KOTA KINABALU: An archaeological excavation in the interior Keningau district has unearthed what researchers believe is one of the earliest human settlements in the country.
Sabah Museum director Joanna Kitingan said excavation of the site at Kampung Lipasu in Bingkor by museum and Universiti Sains Malaysia researchers revealed a 200,000-year-old settlement.
She said Sabah Museum would propose to the state government that the site, some 160km from the city, be conserved as an archaeological-tourism area.
Excavation work began on May 9.
“It revealed a prehistoric masonry workshop some 1.5m under layers of dirt,” said USM Global Archaeological Research Centre director Prof Dr Mokhtar Saidin.
He said tools such as anvils, core stones, hammerstones, choppers and flake tools were discovered.
He said the Kampung Lipasu settlement could rival, in terms of age, another prehistoric settlement in the Lahad Datu district.
“That settlement in Mansuli was shown to be inhabited some 235,000 years ago.”
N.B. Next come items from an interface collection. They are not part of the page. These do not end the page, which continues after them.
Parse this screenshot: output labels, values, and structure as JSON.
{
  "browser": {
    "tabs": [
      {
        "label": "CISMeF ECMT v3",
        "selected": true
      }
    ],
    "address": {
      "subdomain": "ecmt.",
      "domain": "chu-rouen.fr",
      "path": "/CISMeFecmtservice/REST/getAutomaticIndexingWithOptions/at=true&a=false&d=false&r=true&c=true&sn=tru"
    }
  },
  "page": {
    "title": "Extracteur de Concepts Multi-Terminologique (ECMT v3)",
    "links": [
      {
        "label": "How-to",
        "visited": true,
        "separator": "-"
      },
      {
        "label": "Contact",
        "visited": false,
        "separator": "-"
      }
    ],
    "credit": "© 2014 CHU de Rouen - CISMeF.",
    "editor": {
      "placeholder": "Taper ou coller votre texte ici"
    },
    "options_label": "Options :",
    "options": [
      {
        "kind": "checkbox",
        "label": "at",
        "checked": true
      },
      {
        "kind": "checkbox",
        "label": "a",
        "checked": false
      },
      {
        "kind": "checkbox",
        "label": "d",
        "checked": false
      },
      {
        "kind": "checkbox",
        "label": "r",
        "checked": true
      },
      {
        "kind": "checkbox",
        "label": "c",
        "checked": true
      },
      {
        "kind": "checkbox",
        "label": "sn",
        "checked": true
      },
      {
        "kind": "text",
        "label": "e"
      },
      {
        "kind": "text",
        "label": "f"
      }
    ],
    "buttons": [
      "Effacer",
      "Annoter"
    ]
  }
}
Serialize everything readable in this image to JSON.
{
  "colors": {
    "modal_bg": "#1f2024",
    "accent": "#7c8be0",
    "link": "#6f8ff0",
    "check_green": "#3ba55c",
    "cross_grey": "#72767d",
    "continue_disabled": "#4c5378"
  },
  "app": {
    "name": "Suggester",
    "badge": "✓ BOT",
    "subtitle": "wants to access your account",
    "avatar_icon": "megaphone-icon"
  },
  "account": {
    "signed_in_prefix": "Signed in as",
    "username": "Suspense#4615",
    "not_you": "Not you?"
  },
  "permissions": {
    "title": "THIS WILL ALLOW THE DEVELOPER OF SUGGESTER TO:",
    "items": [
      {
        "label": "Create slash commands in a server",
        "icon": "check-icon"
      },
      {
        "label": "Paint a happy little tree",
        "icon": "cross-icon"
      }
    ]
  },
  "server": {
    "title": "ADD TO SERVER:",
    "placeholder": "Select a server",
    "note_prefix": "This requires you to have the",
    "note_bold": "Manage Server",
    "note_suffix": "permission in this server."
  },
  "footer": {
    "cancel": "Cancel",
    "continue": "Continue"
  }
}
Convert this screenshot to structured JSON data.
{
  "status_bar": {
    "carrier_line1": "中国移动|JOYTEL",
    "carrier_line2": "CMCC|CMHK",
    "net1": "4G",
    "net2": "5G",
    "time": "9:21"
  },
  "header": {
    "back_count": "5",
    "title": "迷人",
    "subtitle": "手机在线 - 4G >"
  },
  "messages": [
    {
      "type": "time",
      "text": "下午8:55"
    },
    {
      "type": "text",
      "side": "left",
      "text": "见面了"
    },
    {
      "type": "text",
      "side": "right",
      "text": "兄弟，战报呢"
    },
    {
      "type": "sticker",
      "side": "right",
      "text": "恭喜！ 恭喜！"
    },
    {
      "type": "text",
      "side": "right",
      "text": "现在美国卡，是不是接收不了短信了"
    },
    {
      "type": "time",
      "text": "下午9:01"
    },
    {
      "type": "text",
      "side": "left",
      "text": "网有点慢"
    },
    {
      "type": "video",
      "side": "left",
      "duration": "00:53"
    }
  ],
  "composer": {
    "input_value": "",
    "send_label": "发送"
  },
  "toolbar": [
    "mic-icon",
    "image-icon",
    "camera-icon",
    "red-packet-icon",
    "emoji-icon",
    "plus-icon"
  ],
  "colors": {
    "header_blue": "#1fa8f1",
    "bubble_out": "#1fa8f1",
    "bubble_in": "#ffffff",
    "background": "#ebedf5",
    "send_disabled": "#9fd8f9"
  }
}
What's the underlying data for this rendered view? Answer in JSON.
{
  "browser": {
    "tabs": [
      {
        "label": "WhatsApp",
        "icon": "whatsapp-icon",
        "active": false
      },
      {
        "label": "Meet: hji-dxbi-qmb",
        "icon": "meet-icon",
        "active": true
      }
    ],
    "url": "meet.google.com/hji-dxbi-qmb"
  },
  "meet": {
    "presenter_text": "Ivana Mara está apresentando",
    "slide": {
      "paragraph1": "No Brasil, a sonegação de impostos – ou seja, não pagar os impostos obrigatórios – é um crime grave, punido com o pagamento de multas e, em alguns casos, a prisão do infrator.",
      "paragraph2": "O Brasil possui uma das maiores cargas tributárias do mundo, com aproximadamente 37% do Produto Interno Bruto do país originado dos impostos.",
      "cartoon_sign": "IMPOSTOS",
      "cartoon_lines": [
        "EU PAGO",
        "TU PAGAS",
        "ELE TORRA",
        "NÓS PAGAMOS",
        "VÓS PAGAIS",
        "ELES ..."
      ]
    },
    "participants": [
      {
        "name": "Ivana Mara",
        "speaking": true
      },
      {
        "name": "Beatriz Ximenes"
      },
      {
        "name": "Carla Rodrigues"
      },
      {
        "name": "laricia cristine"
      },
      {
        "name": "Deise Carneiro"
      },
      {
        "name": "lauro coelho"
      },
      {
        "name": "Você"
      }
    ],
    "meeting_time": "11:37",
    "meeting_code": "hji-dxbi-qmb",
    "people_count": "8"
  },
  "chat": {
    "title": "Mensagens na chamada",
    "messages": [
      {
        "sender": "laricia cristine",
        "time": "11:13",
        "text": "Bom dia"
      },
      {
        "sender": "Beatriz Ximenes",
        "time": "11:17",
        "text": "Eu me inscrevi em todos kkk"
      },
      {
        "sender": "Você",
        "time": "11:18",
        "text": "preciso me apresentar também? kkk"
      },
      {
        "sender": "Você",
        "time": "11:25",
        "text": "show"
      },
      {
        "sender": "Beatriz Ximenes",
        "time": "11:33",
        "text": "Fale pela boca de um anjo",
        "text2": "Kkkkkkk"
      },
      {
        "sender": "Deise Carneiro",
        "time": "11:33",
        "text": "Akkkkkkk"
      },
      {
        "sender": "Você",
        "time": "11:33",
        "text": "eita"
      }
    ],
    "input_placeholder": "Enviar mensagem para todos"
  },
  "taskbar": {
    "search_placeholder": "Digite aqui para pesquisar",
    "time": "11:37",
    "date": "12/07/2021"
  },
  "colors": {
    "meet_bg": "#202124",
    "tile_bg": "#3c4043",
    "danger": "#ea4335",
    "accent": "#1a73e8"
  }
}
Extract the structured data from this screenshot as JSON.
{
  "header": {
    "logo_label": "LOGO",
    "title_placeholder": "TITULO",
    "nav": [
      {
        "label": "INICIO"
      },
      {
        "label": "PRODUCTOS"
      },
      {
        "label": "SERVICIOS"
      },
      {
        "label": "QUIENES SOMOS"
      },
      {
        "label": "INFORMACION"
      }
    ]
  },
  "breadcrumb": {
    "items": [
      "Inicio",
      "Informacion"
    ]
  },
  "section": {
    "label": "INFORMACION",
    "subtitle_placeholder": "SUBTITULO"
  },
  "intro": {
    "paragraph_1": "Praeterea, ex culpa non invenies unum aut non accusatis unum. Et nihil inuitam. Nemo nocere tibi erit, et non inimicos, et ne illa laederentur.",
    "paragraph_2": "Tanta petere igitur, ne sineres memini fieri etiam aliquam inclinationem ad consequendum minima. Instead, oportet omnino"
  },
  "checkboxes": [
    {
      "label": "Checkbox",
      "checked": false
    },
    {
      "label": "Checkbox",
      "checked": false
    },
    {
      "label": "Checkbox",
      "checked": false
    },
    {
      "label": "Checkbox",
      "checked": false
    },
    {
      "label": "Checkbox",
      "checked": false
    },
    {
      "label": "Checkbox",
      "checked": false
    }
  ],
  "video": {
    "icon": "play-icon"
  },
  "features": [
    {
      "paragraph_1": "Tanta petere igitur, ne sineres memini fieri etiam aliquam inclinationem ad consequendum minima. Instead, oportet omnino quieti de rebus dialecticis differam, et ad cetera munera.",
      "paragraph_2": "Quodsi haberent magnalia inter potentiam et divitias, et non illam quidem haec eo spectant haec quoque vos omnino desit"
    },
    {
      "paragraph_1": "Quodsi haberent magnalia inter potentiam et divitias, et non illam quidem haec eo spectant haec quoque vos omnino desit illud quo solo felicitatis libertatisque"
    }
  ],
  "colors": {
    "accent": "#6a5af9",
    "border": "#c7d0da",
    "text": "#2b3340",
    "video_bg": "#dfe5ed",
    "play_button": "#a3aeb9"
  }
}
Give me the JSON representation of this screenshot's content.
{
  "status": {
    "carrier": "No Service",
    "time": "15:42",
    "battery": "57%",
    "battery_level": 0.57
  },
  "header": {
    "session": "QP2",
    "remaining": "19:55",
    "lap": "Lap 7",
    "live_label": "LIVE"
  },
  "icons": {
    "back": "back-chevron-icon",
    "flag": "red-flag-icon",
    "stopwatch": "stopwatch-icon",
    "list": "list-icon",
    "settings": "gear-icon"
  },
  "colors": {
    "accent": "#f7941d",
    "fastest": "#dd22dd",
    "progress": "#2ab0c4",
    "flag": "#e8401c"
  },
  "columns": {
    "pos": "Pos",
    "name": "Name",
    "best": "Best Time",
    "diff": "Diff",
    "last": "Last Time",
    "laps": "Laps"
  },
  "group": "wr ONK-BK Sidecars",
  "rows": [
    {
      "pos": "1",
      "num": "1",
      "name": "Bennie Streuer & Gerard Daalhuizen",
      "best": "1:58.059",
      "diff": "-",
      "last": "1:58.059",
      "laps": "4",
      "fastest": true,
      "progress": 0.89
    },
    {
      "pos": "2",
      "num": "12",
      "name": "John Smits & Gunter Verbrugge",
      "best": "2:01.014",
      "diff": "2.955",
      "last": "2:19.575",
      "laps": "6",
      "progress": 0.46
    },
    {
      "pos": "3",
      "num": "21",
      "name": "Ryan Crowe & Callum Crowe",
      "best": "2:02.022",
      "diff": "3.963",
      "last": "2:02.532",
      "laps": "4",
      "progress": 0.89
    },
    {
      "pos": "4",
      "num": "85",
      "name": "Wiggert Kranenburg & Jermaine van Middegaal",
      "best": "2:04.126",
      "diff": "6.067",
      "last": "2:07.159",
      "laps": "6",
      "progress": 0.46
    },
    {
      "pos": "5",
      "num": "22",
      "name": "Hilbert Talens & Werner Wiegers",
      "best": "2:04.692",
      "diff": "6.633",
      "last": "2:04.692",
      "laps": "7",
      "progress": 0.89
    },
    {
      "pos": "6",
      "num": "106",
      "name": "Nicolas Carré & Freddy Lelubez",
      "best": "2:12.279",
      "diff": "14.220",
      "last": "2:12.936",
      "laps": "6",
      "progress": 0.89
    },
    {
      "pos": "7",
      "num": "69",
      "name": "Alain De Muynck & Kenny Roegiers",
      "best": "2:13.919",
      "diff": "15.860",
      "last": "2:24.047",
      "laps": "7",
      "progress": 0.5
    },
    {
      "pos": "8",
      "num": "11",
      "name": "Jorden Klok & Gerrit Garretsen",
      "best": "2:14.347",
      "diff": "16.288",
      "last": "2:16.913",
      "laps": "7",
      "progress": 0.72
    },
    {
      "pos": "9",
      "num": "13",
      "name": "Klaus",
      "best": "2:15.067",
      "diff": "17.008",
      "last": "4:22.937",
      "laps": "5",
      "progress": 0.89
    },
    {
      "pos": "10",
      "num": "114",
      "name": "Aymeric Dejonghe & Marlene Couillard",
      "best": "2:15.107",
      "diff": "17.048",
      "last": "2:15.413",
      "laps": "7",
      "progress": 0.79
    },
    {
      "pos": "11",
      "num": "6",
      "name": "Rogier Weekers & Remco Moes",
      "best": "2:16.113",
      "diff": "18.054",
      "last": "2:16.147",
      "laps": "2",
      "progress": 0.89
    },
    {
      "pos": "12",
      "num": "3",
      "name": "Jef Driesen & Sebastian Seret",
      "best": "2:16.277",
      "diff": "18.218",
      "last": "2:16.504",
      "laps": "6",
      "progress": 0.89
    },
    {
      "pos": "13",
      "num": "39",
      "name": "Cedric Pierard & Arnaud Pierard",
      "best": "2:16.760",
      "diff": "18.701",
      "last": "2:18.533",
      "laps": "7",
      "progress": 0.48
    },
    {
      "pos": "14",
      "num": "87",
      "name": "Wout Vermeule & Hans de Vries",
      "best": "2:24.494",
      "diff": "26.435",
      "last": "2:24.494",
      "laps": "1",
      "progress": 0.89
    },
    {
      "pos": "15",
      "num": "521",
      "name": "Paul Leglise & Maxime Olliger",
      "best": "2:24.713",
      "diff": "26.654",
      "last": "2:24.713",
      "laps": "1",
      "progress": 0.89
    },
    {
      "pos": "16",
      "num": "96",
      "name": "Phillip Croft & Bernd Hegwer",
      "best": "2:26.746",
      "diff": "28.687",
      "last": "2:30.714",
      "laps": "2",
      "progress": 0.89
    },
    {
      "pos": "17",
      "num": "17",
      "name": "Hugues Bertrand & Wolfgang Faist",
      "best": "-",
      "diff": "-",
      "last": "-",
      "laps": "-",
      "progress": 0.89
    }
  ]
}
Mokhtar said the recent finding was an eye opener to the archaeological community.